Data for review Start Marker

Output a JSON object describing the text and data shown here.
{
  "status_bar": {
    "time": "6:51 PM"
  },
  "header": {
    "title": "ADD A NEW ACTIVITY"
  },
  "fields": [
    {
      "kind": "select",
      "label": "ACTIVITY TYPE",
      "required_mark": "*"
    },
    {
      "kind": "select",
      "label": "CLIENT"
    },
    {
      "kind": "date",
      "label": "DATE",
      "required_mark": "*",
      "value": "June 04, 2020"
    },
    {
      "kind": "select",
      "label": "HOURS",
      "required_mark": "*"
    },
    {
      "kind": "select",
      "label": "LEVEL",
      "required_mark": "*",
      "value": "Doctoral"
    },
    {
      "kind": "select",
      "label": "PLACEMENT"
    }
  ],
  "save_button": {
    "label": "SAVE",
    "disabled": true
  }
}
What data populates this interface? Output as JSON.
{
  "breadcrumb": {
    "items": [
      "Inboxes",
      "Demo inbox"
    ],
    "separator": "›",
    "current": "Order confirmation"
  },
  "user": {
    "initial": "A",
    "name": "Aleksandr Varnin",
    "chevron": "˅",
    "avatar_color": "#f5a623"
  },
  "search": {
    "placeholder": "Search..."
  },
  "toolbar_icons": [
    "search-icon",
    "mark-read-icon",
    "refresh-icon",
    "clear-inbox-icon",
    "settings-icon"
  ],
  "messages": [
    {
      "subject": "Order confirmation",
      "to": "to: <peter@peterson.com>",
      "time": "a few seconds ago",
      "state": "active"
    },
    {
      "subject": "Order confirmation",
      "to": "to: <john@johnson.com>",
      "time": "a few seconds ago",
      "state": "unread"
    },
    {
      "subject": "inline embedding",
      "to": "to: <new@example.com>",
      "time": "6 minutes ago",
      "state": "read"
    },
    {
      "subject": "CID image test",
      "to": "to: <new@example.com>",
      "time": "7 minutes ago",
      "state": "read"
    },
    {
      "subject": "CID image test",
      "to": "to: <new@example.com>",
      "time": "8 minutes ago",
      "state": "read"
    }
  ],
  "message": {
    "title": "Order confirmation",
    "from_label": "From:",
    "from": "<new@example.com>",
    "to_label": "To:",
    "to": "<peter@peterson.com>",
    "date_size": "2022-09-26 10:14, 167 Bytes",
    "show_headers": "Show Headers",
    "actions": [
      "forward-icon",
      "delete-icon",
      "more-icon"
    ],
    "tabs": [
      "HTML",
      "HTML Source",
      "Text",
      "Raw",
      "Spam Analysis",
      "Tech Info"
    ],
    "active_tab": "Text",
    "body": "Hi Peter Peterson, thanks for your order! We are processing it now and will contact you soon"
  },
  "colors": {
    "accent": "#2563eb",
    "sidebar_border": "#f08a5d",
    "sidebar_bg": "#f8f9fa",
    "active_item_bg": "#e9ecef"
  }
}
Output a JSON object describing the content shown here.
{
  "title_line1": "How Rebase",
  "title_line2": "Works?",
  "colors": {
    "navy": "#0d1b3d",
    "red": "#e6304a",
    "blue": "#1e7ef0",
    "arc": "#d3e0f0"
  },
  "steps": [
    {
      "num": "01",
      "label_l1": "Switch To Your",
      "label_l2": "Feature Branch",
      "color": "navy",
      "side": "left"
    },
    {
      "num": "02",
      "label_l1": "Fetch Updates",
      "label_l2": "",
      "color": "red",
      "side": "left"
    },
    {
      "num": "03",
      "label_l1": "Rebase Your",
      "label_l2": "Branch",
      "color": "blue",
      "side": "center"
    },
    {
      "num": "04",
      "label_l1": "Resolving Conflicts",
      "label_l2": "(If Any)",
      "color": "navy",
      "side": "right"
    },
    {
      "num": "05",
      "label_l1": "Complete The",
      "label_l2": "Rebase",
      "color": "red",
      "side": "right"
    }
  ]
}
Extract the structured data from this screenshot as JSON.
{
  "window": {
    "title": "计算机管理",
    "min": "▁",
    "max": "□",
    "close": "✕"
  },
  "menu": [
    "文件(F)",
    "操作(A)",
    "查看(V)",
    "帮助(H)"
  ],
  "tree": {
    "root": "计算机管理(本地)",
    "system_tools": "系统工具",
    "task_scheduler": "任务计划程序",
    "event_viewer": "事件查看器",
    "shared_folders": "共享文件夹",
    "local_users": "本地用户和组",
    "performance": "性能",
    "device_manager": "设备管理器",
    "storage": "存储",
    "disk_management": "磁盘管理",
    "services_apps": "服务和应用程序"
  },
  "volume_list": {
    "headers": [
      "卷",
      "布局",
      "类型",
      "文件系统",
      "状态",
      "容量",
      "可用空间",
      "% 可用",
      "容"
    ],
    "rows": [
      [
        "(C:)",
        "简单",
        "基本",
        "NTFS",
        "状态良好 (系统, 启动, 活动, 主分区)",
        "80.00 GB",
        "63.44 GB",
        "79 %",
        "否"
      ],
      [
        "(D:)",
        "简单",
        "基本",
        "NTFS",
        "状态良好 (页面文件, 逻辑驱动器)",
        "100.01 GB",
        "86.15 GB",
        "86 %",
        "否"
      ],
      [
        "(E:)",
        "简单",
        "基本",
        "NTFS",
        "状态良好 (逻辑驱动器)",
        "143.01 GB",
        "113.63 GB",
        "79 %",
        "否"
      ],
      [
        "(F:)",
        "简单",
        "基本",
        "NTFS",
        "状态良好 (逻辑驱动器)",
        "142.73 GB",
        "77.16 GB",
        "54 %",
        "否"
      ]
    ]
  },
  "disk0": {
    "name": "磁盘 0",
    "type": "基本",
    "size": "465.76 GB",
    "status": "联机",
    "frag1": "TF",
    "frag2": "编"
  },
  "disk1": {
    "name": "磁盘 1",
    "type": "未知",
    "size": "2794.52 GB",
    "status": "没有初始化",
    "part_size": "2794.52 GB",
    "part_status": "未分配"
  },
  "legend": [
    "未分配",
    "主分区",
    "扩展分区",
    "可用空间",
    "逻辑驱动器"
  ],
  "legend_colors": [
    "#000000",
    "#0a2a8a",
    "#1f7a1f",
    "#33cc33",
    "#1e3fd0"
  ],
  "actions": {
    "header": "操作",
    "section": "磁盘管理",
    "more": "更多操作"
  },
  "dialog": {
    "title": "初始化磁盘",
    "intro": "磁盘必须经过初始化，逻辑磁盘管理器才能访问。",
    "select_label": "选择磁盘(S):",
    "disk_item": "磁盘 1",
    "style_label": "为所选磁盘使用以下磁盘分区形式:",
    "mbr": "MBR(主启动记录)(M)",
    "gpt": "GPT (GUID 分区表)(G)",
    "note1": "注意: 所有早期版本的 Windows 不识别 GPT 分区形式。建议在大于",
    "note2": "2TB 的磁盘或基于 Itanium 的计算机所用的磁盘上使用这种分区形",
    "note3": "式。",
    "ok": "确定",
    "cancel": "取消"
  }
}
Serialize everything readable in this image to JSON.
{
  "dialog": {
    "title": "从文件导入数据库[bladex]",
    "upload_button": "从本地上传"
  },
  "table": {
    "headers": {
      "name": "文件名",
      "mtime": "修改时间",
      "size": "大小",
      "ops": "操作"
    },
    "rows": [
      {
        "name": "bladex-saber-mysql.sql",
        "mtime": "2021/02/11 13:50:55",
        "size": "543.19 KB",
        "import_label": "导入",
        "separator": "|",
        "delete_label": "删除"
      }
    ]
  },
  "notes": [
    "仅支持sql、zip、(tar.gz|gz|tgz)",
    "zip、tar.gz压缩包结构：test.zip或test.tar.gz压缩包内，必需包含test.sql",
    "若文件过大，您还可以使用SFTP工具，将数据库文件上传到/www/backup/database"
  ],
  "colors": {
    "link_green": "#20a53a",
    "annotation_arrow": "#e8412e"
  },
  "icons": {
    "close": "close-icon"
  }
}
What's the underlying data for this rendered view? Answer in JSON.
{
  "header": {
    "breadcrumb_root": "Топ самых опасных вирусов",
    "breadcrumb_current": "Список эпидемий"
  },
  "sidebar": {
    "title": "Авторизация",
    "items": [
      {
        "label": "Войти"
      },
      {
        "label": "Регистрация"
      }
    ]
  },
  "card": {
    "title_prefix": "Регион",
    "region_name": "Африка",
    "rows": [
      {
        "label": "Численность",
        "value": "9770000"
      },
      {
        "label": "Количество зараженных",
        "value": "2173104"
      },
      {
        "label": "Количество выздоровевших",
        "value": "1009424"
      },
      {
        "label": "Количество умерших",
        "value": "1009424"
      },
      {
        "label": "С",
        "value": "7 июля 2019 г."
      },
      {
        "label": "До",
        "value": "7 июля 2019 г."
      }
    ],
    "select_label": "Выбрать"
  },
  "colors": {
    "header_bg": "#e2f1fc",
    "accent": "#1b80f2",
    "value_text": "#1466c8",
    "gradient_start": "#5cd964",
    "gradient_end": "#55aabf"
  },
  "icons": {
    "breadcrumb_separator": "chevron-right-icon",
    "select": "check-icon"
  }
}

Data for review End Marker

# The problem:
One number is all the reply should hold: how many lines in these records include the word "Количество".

# Answer section:
3